You can watch the program live here, beginning at 8:30 am MT.
The conference program (all times are MT) is as follows:
9:15 a.m. – Introduction to the Diagnostic and Statistical Manual (DSM): How Psychiatrists Use It
Jan Terpstra, MD
9:45 a.m. – Panel: When Changes to the DSM Affect Health and Education Benefits
Rebecca Johnson, Medical Sociology PhD Candidate, Princeton University
Stacey Tovino, Lincy Professor of Law, Lehman Professor of Law, William S. Boyd School of Law, UNLV
11:00 a.m. – Panel: The Role of Psychiatric Diagnosis in Civil Commitment and Sentencing
Sara Gordon, Associate Professor of Law, William S. Boyd School of Law, UNLV
Michael Perlin, Professor of Law, New York Law School
Nancy Haydt, JD
Conference Kaynote: Professor Elyn Saks, Orrin B. Evans Professor of Law, Psychology, and Psychiatry and the Behavioral Sciences, University of Southern California Gould School of Law, will deliver a lunchtime address beginning at 12:45 p.m.
1:45 p.m. – Panel: The Future of the DSM: the ethical and legal implications for revolutionizing the “psychiatric bible”
Jennifer Bard, Alvin R. Allison Professor of Law and Director, Health Law Program, Texas Tech University School of Law
Teneille Brown, Professor of Law, S.J. Quinney College of Law, University of Utah
For further information, check out the law school's website here.

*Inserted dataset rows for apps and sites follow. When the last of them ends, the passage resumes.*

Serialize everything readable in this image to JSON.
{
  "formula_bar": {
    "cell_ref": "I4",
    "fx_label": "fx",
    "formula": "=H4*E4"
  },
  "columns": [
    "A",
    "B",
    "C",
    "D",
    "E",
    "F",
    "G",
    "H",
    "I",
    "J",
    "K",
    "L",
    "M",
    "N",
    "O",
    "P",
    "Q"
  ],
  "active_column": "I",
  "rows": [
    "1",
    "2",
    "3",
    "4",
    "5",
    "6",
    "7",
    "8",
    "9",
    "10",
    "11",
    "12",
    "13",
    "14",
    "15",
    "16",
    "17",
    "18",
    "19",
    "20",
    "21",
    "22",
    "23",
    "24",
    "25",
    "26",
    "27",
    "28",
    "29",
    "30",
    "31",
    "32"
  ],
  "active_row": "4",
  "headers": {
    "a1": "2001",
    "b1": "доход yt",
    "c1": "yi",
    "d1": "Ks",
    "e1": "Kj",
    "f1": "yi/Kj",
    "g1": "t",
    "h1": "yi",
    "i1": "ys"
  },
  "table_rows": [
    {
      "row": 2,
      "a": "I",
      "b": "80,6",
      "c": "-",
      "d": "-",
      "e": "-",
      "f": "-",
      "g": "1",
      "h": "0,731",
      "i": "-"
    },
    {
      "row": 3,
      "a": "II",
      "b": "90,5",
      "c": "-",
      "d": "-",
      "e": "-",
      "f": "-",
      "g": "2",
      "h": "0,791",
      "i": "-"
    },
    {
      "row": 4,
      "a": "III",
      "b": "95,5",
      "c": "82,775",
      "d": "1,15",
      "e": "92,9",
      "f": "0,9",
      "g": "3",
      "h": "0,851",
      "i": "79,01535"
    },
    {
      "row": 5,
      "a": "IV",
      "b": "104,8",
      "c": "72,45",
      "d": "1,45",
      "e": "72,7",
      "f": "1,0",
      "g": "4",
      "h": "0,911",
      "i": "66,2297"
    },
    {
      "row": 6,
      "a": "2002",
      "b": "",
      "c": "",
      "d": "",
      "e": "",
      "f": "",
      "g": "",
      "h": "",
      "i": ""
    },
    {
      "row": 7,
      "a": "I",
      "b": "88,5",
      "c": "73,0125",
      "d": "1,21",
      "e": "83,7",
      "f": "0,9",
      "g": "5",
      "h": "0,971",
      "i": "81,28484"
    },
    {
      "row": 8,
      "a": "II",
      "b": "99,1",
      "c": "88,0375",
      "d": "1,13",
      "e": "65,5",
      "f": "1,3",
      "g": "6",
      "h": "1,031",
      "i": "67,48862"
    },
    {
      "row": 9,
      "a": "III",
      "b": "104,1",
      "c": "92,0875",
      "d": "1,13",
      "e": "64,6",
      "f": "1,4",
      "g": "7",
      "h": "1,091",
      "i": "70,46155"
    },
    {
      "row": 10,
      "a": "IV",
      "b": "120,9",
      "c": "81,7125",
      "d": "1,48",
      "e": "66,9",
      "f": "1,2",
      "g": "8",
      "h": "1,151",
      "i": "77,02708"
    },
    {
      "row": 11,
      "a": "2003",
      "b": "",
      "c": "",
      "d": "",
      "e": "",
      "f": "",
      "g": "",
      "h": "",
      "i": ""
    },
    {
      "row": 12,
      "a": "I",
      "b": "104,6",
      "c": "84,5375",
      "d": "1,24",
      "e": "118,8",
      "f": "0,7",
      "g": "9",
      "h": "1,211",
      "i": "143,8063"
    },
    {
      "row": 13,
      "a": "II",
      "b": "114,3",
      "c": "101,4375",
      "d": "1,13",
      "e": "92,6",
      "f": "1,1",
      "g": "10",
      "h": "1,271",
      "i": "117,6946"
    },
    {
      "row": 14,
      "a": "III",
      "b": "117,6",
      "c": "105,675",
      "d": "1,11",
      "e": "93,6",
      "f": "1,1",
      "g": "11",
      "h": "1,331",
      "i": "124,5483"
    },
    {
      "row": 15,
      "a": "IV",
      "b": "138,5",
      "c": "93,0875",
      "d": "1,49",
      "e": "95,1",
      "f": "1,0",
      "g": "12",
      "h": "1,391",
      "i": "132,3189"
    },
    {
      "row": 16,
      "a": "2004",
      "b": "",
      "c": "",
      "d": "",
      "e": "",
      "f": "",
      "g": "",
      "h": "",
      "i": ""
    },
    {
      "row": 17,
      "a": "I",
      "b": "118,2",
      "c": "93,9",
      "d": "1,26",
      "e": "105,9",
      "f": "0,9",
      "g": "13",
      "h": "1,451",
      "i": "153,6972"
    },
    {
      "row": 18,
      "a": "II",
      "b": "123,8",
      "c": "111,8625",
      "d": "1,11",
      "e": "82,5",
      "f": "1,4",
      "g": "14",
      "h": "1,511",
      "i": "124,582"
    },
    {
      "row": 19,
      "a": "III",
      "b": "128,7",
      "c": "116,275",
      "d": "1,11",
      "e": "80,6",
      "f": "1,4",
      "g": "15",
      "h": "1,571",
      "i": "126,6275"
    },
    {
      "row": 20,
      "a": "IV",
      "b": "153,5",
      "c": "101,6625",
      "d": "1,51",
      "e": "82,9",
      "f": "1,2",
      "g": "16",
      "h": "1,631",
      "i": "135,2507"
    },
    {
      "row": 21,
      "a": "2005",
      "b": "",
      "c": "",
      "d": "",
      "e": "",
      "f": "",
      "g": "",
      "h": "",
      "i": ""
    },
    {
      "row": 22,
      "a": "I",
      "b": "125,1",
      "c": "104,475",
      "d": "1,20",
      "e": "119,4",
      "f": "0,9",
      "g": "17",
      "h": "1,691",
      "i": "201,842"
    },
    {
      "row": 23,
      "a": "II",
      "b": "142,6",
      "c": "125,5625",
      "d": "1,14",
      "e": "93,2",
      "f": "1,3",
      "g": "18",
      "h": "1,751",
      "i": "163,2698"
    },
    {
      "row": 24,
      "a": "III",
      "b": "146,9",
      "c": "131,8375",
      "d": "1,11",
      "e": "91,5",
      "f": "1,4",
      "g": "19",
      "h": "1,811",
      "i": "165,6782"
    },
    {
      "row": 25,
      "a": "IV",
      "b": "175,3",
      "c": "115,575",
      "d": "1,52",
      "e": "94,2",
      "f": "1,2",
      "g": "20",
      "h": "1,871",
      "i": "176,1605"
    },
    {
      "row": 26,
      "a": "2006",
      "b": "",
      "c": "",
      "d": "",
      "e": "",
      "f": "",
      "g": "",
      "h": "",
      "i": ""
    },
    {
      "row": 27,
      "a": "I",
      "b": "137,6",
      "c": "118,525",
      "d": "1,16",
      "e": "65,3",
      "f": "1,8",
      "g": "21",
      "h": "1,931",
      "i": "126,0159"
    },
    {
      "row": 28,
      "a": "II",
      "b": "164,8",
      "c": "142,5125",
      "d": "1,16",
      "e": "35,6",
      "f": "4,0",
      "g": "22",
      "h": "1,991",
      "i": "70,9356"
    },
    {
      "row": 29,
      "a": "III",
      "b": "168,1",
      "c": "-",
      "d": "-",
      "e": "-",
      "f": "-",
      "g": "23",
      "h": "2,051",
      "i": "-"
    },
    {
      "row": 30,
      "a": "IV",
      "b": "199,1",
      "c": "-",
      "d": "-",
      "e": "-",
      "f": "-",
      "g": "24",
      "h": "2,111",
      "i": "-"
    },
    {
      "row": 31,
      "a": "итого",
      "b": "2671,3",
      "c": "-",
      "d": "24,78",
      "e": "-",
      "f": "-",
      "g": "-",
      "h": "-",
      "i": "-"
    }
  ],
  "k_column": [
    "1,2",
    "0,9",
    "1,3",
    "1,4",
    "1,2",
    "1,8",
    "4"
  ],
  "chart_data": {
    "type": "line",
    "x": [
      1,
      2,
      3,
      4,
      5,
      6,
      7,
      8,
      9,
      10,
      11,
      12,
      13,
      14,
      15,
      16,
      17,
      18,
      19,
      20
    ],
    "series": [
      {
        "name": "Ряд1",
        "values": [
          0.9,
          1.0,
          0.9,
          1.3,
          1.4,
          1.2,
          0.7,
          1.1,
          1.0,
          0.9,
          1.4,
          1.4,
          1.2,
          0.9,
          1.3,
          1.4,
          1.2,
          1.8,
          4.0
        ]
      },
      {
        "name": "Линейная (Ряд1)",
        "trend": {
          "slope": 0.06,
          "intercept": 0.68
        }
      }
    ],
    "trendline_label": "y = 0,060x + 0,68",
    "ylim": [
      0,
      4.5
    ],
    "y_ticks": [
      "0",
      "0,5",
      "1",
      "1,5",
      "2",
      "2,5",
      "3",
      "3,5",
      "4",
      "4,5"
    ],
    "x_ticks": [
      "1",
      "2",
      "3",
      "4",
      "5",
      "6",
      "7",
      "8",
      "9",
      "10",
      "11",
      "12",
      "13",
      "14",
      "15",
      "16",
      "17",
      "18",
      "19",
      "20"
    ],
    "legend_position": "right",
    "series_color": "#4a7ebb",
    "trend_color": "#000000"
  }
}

Advancements in nanotechnology have led to a proliferation of nanomaterials for both industrial and consumer use, raising concerns about the potential health effects of exposure to nanoparticles on both workers and the general public. Nanotechnology is generally defined as “the understanding and control of matter at dimensions between approximately 1 and 100 nanometers, where unique phenomena enable novel applications.” National Science and Technology Council et al., National Nanotechnology Initiative Strategic Plan 1 (Feb. 2014). On the one hand, these characteristics have led to research into previously unattainable applications, such as pesticides, electronics, and certain drug delivery systems within the human body. On the other hand, such developments have generated questions about health risks when nanoparticles are absorbed into the human body or interact with ecosystems in the environment. Scientists have noted that particles at the nano-scale behave differently than non-nano-scale particles of the same substances. Although the United States Government has been studying the risks of nanomaterials, there is disagreement over the need for discrete regulation of nanomaterials. To date, this is an ongoing debate. In advance of any comprehensive or consistent regulation, workers compensation claims and product liability litigation are likely to emerge.